Of the Harlem Fine Art Show’s 2021 Virtual Art Fair she says, “It was refreshing to be asked to participate because it wasn't the same type of work that a lot of the other artists were doing. Cobb calls her work observational and it is very much driven by locations.

Her residencies have included painting Plein air in France, Spain, Italy, Africa, and Canada. She paints lush, romantic landscapes, vineyards, and tablescapes from across the world. She first exhibited with the Harlem Fine Arts Show in Martha’s Vineyard, and included in her portfolio are the Ocean Park gazebo in Oaks Bluff as well as some of the ‘gingerbread trimmed, ornate, Victorian homes there. Her other favorite locales are Rock Creek Park or Georgetown in her D.C. hometown.

This will be Cobb’s first virtual show and she is excited by the broader, global audience her work will be exposed to. “I’m happy to reach this unlimited audience.”

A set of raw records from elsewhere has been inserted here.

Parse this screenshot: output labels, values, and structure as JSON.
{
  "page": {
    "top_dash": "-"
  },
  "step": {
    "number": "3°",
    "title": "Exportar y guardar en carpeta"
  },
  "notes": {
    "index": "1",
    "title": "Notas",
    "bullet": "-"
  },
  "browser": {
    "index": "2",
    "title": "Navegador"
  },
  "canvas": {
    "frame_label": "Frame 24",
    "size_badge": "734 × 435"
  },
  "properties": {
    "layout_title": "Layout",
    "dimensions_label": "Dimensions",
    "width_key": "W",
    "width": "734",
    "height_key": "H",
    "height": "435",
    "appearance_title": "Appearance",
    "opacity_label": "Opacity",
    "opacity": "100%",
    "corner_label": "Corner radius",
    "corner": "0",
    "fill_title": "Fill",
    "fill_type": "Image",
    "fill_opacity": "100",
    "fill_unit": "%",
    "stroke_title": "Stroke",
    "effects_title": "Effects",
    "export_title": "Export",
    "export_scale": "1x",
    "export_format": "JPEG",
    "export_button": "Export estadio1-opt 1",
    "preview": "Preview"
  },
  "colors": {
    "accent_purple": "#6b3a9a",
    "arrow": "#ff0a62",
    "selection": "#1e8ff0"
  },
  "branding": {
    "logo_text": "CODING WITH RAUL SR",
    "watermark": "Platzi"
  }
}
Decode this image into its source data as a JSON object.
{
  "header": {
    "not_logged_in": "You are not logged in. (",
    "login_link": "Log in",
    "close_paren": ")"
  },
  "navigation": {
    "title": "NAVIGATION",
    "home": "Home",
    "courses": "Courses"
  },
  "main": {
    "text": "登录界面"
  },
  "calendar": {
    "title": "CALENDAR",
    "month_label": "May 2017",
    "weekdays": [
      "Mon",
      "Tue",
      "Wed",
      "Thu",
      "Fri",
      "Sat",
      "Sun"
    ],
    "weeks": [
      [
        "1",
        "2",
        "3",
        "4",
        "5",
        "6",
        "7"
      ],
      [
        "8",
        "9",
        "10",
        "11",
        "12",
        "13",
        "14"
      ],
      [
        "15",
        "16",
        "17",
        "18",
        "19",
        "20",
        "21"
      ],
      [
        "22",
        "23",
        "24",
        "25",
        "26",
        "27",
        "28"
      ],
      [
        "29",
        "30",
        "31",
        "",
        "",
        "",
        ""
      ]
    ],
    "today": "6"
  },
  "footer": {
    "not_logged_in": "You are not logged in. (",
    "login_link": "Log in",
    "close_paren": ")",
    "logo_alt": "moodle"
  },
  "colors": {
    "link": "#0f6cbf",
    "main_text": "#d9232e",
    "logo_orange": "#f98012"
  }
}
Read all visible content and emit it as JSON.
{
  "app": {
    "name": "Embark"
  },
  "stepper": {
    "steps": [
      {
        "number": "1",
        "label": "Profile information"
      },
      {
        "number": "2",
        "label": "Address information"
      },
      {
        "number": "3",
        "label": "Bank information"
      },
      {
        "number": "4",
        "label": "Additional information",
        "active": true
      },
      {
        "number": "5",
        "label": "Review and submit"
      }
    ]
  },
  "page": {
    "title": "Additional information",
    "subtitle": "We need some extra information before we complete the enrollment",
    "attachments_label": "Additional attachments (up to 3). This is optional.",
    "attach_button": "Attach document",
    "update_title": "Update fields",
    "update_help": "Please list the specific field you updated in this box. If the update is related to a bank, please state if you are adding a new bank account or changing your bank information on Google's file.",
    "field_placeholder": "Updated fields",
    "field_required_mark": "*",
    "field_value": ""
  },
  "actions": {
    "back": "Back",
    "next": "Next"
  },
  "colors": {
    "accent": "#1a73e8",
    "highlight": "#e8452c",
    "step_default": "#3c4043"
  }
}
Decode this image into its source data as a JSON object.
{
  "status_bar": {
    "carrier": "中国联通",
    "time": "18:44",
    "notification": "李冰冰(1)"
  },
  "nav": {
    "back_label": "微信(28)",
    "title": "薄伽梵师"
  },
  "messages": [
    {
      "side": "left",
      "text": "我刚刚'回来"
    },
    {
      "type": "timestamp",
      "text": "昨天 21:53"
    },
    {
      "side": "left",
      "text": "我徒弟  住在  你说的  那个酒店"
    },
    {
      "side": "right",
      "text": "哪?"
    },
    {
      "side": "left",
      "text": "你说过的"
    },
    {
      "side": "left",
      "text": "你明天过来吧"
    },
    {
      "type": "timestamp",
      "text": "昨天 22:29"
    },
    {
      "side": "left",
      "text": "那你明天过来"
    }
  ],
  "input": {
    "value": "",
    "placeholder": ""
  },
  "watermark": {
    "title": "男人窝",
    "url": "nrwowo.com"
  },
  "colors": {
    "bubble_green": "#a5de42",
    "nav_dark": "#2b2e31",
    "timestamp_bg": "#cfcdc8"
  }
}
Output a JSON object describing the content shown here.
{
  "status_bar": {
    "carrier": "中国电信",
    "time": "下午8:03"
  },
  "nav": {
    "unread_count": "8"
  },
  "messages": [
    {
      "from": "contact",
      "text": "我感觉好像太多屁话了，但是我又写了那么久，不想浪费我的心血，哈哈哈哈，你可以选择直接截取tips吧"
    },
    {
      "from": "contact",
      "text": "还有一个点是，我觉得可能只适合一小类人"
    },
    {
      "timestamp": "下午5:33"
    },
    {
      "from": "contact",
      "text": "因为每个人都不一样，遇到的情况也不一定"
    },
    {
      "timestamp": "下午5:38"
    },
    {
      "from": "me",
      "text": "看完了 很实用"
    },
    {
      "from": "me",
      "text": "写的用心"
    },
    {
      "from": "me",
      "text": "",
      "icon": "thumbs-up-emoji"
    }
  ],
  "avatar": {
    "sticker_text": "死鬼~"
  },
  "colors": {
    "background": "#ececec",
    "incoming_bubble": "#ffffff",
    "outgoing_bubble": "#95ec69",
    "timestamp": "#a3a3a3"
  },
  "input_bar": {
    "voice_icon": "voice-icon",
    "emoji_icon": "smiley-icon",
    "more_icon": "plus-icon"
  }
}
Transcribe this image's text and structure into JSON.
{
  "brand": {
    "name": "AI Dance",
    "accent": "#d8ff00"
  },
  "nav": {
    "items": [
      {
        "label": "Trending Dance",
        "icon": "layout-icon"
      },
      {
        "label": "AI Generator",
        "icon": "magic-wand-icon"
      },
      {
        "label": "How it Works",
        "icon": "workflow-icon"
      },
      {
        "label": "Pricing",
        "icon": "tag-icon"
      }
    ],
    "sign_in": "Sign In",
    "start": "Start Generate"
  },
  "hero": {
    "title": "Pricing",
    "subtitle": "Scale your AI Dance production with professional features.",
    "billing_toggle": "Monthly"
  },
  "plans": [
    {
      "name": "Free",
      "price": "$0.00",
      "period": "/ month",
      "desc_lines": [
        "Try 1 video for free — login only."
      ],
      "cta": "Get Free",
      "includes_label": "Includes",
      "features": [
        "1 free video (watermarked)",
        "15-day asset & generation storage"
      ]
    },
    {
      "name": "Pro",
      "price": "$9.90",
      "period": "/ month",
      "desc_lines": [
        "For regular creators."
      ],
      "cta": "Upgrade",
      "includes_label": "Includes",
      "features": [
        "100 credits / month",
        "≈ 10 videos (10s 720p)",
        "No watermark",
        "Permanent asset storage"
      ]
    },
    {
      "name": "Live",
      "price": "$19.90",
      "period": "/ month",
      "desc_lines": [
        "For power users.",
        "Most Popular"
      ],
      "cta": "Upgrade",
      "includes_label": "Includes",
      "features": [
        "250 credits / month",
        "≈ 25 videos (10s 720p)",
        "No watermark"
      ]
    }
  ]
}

In reflecting on last summer’s racial reckoning as an educator she says her focus has been on “helping my students understand the situation and helping them interpret the meaning of social justice.” Her virtual teaching duties she says have taken up a tremendous amount of time so she herself has not painted to any great extent but will have some new work in the show.

Of her work she’d like potential buyers to understand the process and how it is literally standing in front of nature with your easel and copying what you see. Also paramount to the process is the blending of paints, abutting each color closely to the next resulting in thousands of brush strokes. Loper, she says, was the biggest influence in her life and she studied with him for 15 years. “There are very few Black artists who work the way I do, and it is due to his tutelage.” She believes that time will see Loper become more widely recognized for his work and career as an artist and educator. Until then you may experience Cobb's work during the HFAS 2021 Virtual Art Fair that runs through July 31.